## WORK ORDER
Return all the entries word for word, minus the pictures.

## RECORD EXTRACTS
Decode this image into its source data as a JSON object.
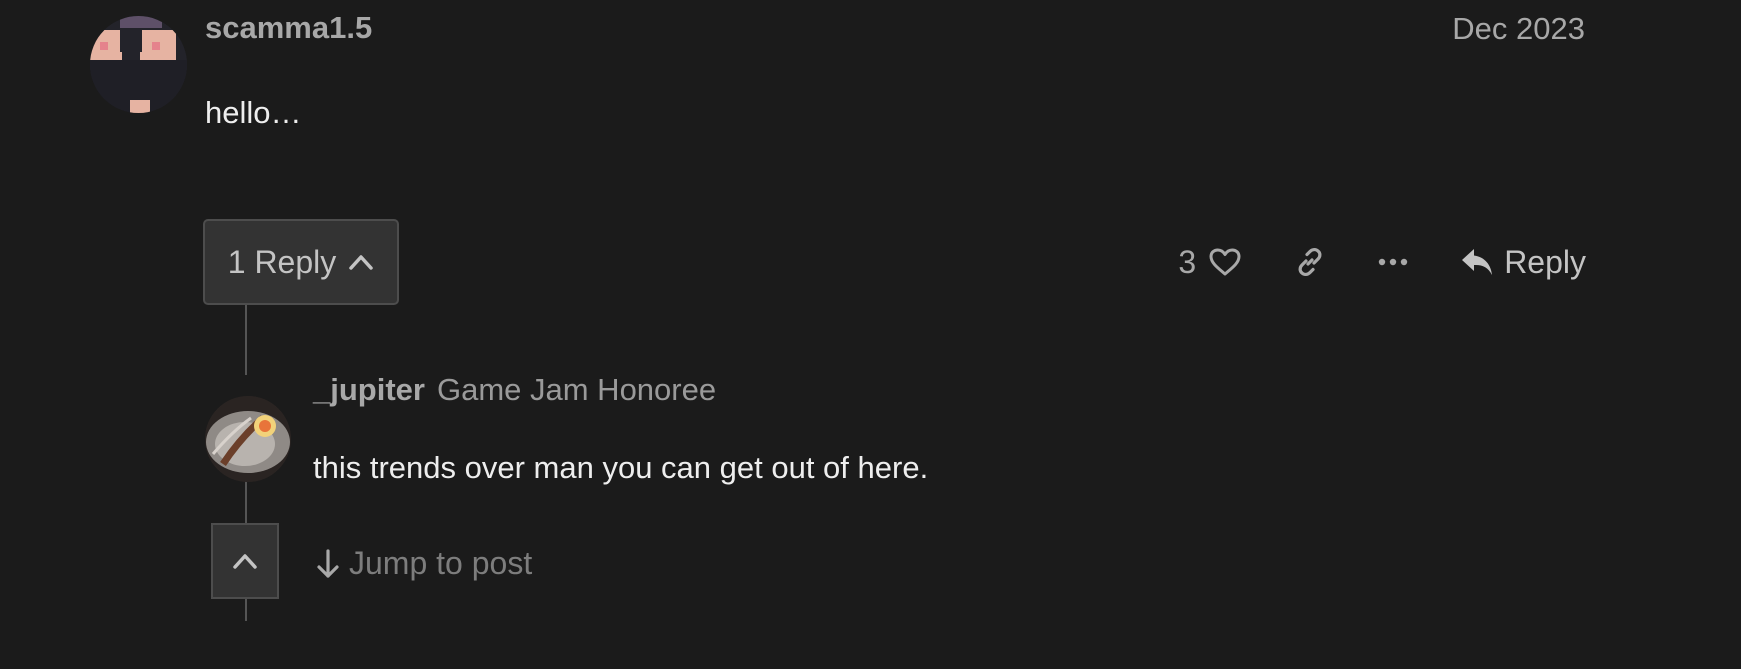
{
  "post": {
    "username": "scamma1.5",
    "date": "Dec 2023",
    "body": "hello…",
    "avatar_icon": "pixel-face-avatar"
  },
  "replies_toggle": {
    "label": "1 Reply",
    "icon": "chevron-up-icon"
  },
  "actions": {
    "like_count": "3",
    "like_icon": "heart-icon",
    "link_icon": "link-icon",
    "more_icon": "ellipsis-icon",
    "reply_icon": "reply-arrow-icon",
    "reply_label": "Reply"
  },
  "embedded_reply": {
    "username": "_jupiter",
    "user_title": "Game Jam Honoree",
    "body": "this trends over man you can get out of here.",
    "avatar_icon": "photo-avatar"
  },
  "bottom": {
    "collapse_icon": "chevron-up-icon",
    "jump_label": "Jump to post",
    "jump_icon": "arrow-down-icon"
  },
  "colors": {
    "background": "#1b1b1b",
    "muted_text": "#a8a8a8",
    "body_text": "#eeeeee",
    "button_bg": "#333333"
  }
}
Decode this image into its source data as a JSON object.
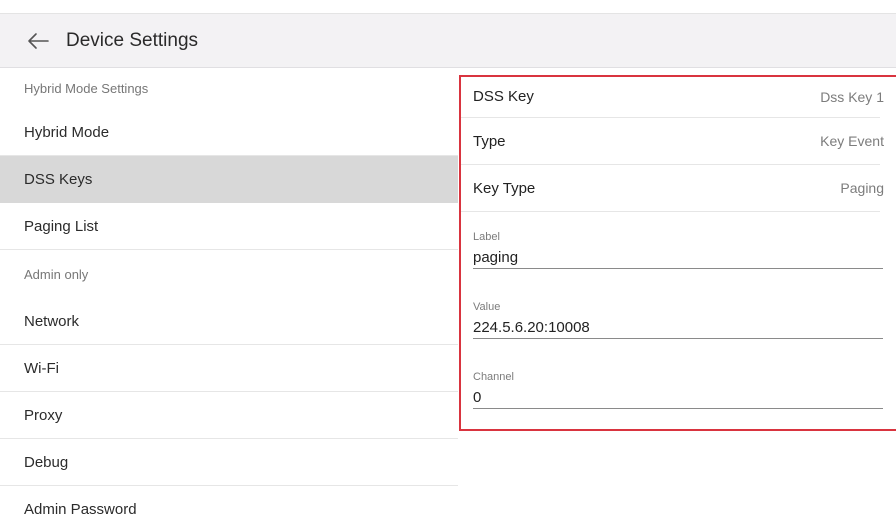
{
  "header": {
    "title": "Device Settings",
    "back_icon": "arrow-left-icon"
  },
  "sidebar": {
    "items": [
      {
        "label": "Hybrid Mode Settings",
        "kind": "section"
      },
      {
        "label": "Hybrid Mode",
        "kind": "item"
      },
      {
        "label": "DSS Keys",
        "kind": "item",
        "selected": true
      },
      {
        "label": "Paging List",
        "kind": "item"
      },
      {
        "label": "Admin only",
        "kind": "section"
      },
      {
        "label": "Network",
        "kind": "item"
      },
      {
        "label": "Wi-Fi",
        "kind": "item"
      },
      {
        "label": "Proxy",
        "kind": "item"
      },
      {
        "label": "Debug",
        "kind": "item"
      },
      {
        "label": "Admin Password",
        "kind": "item"
      }
    ]
  },
  "panel": {
    "rows": [
      {
        "key": "DSS Key",
        "value": "Dss Key 1"
      },
      {
        "key": "Type",
        "value": "Key Event"
      },
      {
        "key": "Key Type",
        "value": "Paging"
      }
    ],
    "fields": [
      {
        "label": "Label",
        "value": "paging"
      },
      {
        "label": "Value",
        "value": "224.5.6.20:10008"
      },
      {
        "label": "Channel",
        "value": "0"
      }
    ]
  },
  "colors": {
    "highlight_border": "#d9343f",
    "header_bg": "#f3f2f4",
    "selected_bg": "#d8d8d8"
  }
}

## WRITTEN ANSWER
Decode this image into its source data as a JSON object.
{
  "post": {
    "username": "scamma1.5",
    "date": "Dec 2023",
    "body": "hello…",
    "avatar_icon": "pixel-face-avatar"
  },
  "replies_toggle": {
    "label": "1 Reply",
    "icon": "chevron-up-icon"
  },
  "actions": {
    "like_count": "3",
    "like_icon": "heart-icon",
    "link_icon": "link-icon",
    "more_icon": "ellipsis-icon",
    "reply_icon": "reply-arrow-icon",
    "reply_label": "Reply"
  },
  "embedded_reply": {
    "username": "_jupiter",
    "user_title": "Game Jam Honoree",
    "body": "this trends over man you can get out of here.",
    "avatar_icon": "photo-avatar"
  },
  "bottom": {
    "collapse_icon": "chevron-up-icon",
    "jump_label": "Jump to post",
    "jump_icon": "arrow-down-icon"
  },
  "colors": {
    "background": "#1b1b1b",
    "muted_text": "#a8a8a8",
    "body_text": "#eeeeee",
    "button_bg": "#333333"
  }
}
Decode this image into its source data as a JSON object.
{
  "header": {
    "title": "Device Settings",
    "back_icon": "arrow-left-icon"
  },
  "sidebar": {
    "items": [
      {
        "label": "Hybrid Mode Settings",
        "kind": "section"
      },
      {
        "label": "Hybrid Mode",
        "kind": "item"
      },
      {
        "label": "DSS Keys",
        "kind": "item",
        "selected": true
      },
      {
        "label": "Paging List",
        "kind": "item"
      },
      {
        "label": "Admin only",
        "kind": "section"
      },
      {
        "label": "Network",
        "kind": "item"
      },
      {
        "label": "Wi-Fi",
        "kind": "item"
      },
      {
        "label": "Proxy",
        "kind": "item"
      },
      {
        "label": "Debug",
        "kind": "item"
      },
      {
        "label": "Admin Password",
        "kind": "item"
      }
    ]
  },
  "panel": {
    "rows": [
      {
        "key": "DSS Key",
        "value": "Dss Key 1"
      },
      {
        "key": "Type",
        "value": "Key Event"
      },
      {
        "key": "Key Type",
        "value": "Paging"
      }
    ],
    "fields": [
      {
        "label": "Label",
        "value": "paging"
      },
      {
        "label": "Value",
        "value": "224.5.6.20:10008"
      },
      {
        "label": "Channel",
        "value": "0"
      }
    ]
  },
  "colors": {
    "highlight_border": "#d9343f",
    "header_bg": "#f3f2f4",
    "selected_bg": "#d8d8d8"
  }
}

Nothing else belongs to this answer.